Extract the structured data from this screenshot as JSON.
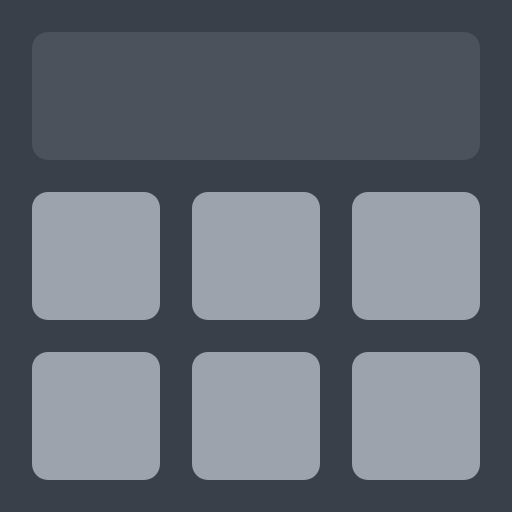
{
  "colors": {
    "background": "#394049",
    "display": "#4b525b",
    "key": "#9ca3ac"
  },
  "display": {
    "value": ""
  },
  "keypad": {
    "keys": [
      {
        "label": ""
      },
      {
        "label": ""
      },
      {
        "label": ""
      },
      {
        "label": ""
      },
      {
        "label": ""
      },
      {
        "label": ""
      }
    ]
  }
}
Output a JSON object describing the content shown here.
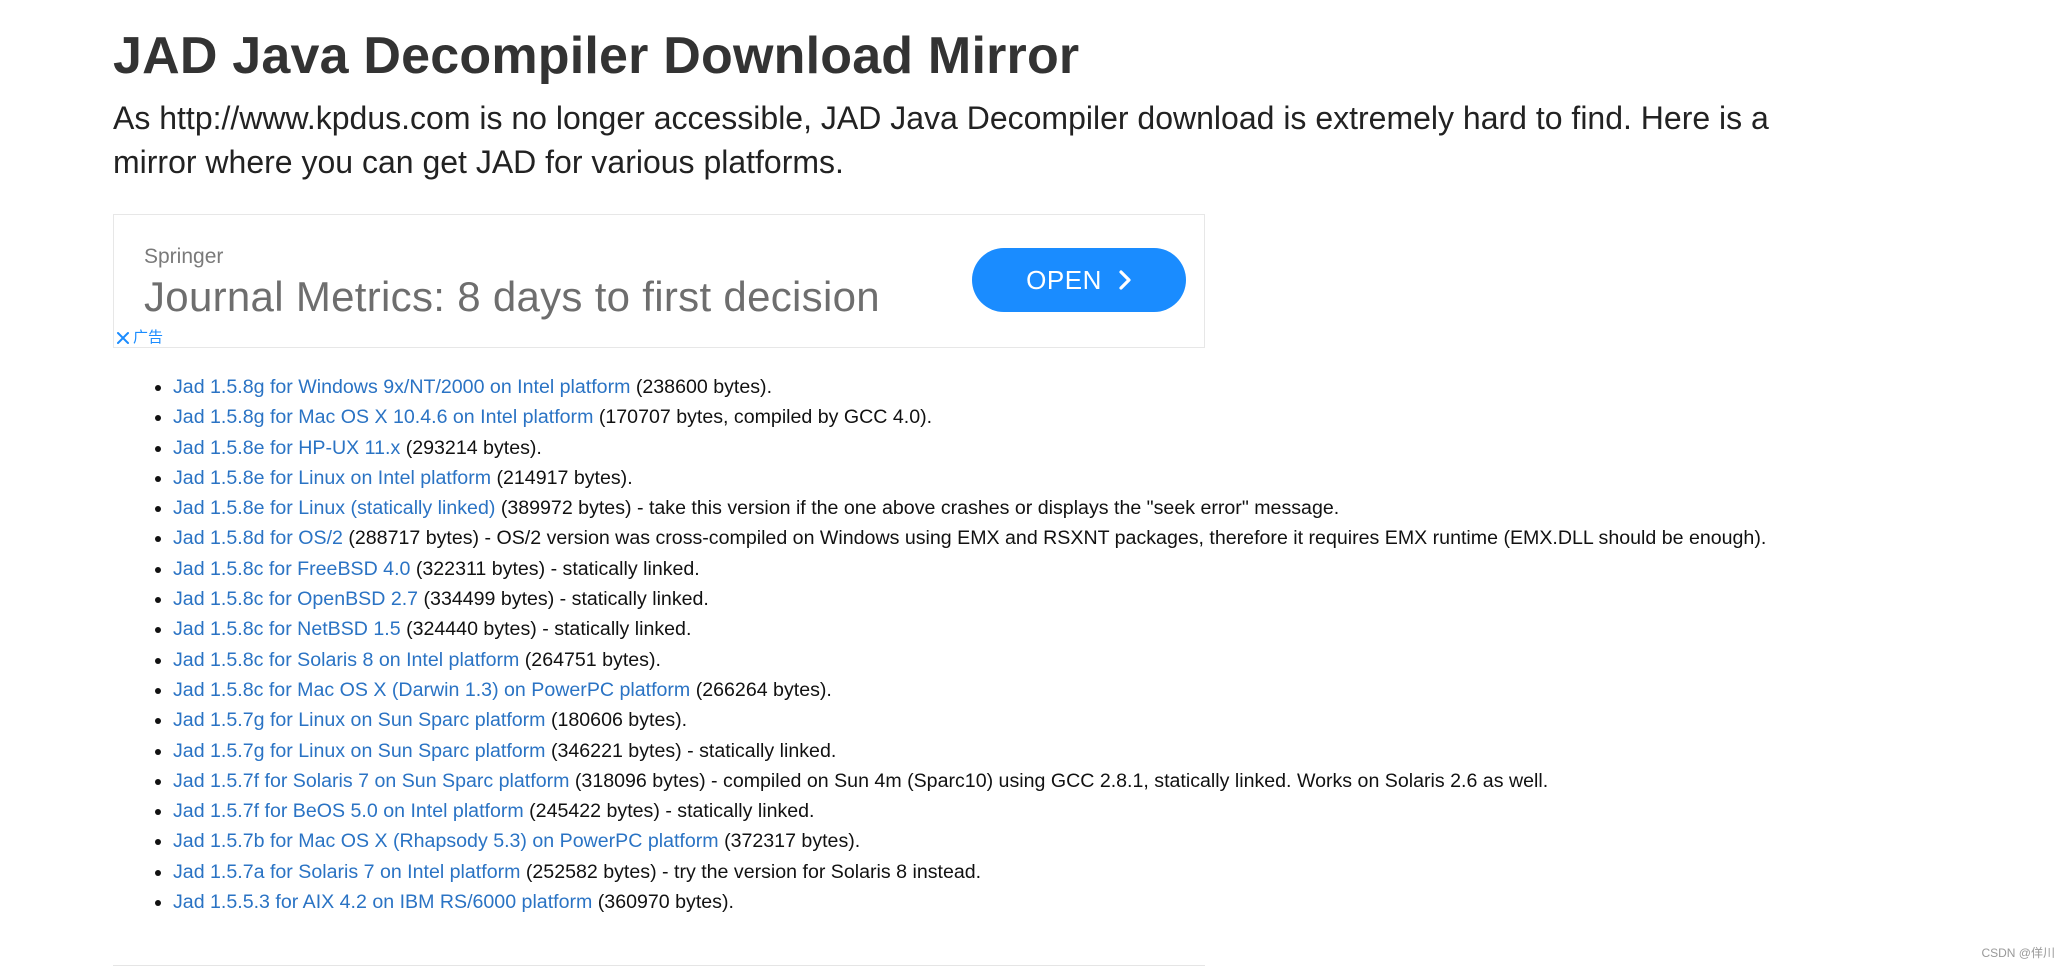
{
  "header": {
    "title": "JAD Java Decompiler Download Mirror",
    "intro": "As http://www.kpdus.com is no longer accessible, JAD Java Decompiler download is extremely hard to find. Here is a mirror where you can get JAD for various platforms."
  },
  "ad": {
    "brand": "Springer",
    "headline": "Journal Metrics: 8 days to first decision",
    "cta": "OPEN",
    "close_label": "广告",
    "accent_color": "#1a8cff"
  },
  "downloads": [
    {
      "link": "Jad 1.5.8g for Windows 9x/NT/2000 on Intel platform",
      "note": " (238600 bytes)."
    },
    {
      "link": "Jad 1.5.8g for Mac OS X 10.4.6 on Intel platform",
      "note": " (170707 bytes, compiled by GCC 4.0)."
    },
    {
      "link": "Jad 1.5.8e for HP-UX 11.x",
      "note": " (293214 bytes)."
    },
    {
      "link": "Jad 1.5.8e for Linux on Intel platform",
      "note": " (214917 bytes)."
    },
    {
      "link": "Jad 1.5.8e for Linux (statically linked)",
      "note": " (389972 bytes) - take this version if the one above crashes or displays the \"seek error\" message."
    },
    {
      "link": "Jad 1.5.8d for OS/2",
      "note": " (288717 bytes) - OS/2 version was cross-compiled on Windows using EMX and RSXNT packages, therefore it requires EMX runtime (EMX.DLL should be enough)."
    },
    {
      "link": "Jad 1.5.8c for FreeBSD 4.0",
      "note": " (322311 bytes) - statically linked."
    },
    {
      "link": "Jad 1.5.8c for OpenBSD 2.7",
      "note": " (334499 bytes) - statically linked."
    },
    {
      "link": "Jad 1.5.8c for NetBSD 1.5",
      "note": " (324440 bytes) - statically linked."
    },
    {
      "link": "Jad 1.5.8c for Solaris 8 on Intel platform",
      "note": " (264751 bytes)."
    },
    {
      "link": "Jad 1.5.8c for Mac OS X (Darwin 1.3) on PowerPC platform",
      "note": " (266264 bytes)."
    },
    {
      "link": "Jad 1.5.7g for Linux on Sun Sparc platform",
      "note": " (180606 bytes)."
    },
    {
      "link": "Jad 1.5.7g for Linux on Sun Sparc platform",
      "note": " (346221 bytes) - statically linked."
    },
    {
      "link": "Jad 1.5.7f for Solaris 7 on Sun Sparc platform",
      "note": " (318096 bytes) - compiled on Sun 4m (Sparc10) using GCC 2.8.1, statically linked. Works on Solaris 2.6 as well."
    },
    {
      "link": "Jad 1.5.7f for BeOS 5.0 on Intel platform",
      "note": " (245422 bytes) - statically linked."
    },
    {
      "link": "Jad 1.5.7b for Mac OS X (Rhapsody 5.3) on PowerPC platform",
      "note": " (372317 bytes)."
    },
    {
      "link": "Jad 1.5.7a for Solaris 7 on Intel platform",
      "note": " (252582 bytes) - try the version for Solaris 8 instead."
    },
    {
      "link": "Jad 1.5.5.3 for AIX 4.2 on IBM RS/6000 platform",
      "note": " (360970 bytes)."
    }
  ],
  "watermark": "CSDN @佯川",
  "colors": {
    "link": "#2a73c4",
    "title": "#333333"
  }
}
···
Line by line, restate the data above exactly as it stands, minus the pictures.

Extract the structured data from this screenshot as JSON.
{
  "colors": {
    "background": "#394049",
    "display": "#4b525b",
    "key": "#9ca3ac"
  },
  "display": {
    "value": ""
  },
  "keypad": {
    "keys": [
      {
        "label": ""
      },
      {
        "label": ""
      },
      {
        "label": ""
      },
      {
        "label": ""
      },
      {
        "label": ""
      },
      {
        "label": ""
      }
    ]
  }
}
Output a JSON object describing the content shown here.
{
  "header": {
    "title": "JAD Java Decompiler Download Mirror",
    "intro": "As http://www.kpdus.com is no longer accessible, JAD Java Decompiler download is extremely hard to find. Here is a mirror where you can get JAD for various platforms."
  },
  "ad": {
    "brand": "Springer",
    "headline": "Journal Metrics: 8 days to first decision",
    "cta": "OPEN",
    "close_label": "广告",
    "accent_color": "#1a8cff"
  },
  "downloads": [
    {
      "link": "Jad 1.5.8g for Windows 9x/NT/2000 on Intel platform",
      "note": " (238600 bytes)."
    },
    {
      "link": "Jad 1.5.8g for Mac OS X 10.4.6 on Intel platform",
      "note": " (170707 bytes, compiled by GCC 4.0)."
    },
    {
      "link": "Jad 1.5.8e for HP-UX 11.x",
      "note": " (293214 bytes)."
    },
    {
      "link": "Jad 1.5.8e for Linux on Intel platform",
      "note": " (214917 bytes)."
    },
    {
      "link": "Jad 1.5.8e for Linux (statically linked)",
      "note": " (389972 bytes) - take this version if the one above crashes or displays the \"seek error\" message."
    },
    {
      "link": "Jad 1.5.8d for OS/2",
      "note": " (288717 bytes) - OS/2 version was cross-compiled on Windows using EMX and RSXNT packages, therefore it requires EMX runtime (EMX.DLL should be enough)."
    },
    {
      "link": "Jad 1.5.8c for FreeBSD 4.0",
      "note": " (322311 bytes) - statically linked."
    },
    {
      "link": "Jad 1.5.8c for OpenBSD 2.7",
      "note": " (334499 bytes) - statically linked."
    },
    {
      "link": "Jad 1.5.8c for NetBSD 1.5",
      "note": " (324440 bytes) - statically linked."
    },
    {
      "link": "Jad 1.5.8c for Solaris 8 on Intel platform",
      "note": " (264751 bytes)."
    },
    {
      "link": "Jad 1.5.8c for Mac OS X (Darwin 1.3) on PowerPC platform",
      "note": " (266264 bytes)."
    },
    {
      "link": "Jad 1.5.7g for Linux on Sun Sparc platform",
      "note": " (180606 bytes)."
    },
    {
      "link": "Jad 1.5.7g for Linux on Sun Sparc platform",
      "note": " (346221 bytes) - statically linked."
    },
    {
      "link": "Jad 1.5.7f for Solaris 7 on Sun Sparc platform",
      "note": " (318096 bytes) - compiled on Sun 4m (Sparc10) using GCC 2.8.1, statically linked. Works on Solaris 2.6 as well."
    },
    {
      "link": "Jad 1.5.7f for BeOS 5.0 on Intel platform",
      "note": " (245422 bytes) - statically linked."
    },
    {
      "link": "Jad 1.5.7b for Mac OS X (Rhapsody 5.3) on PowerPC platform",
      "note": " (372317 bytes)."
    },
    {
      "link": "Jad 1.5.7a for Solaris 7 on Intel platform",
      "note": " (252582 bytes) - try the version for Solaris 8 instead."
    },
    {
      "link": "Jad 1.5.5.3 for AIX 4.2 on IBM RS/6000 platform",
      "note": " (360970 bytes)."
    }
  ],
  "watermark": "CSDN @佯川",
  "colors": {
    "link": "#2a73c4",
    "title": "#333333"
  }
}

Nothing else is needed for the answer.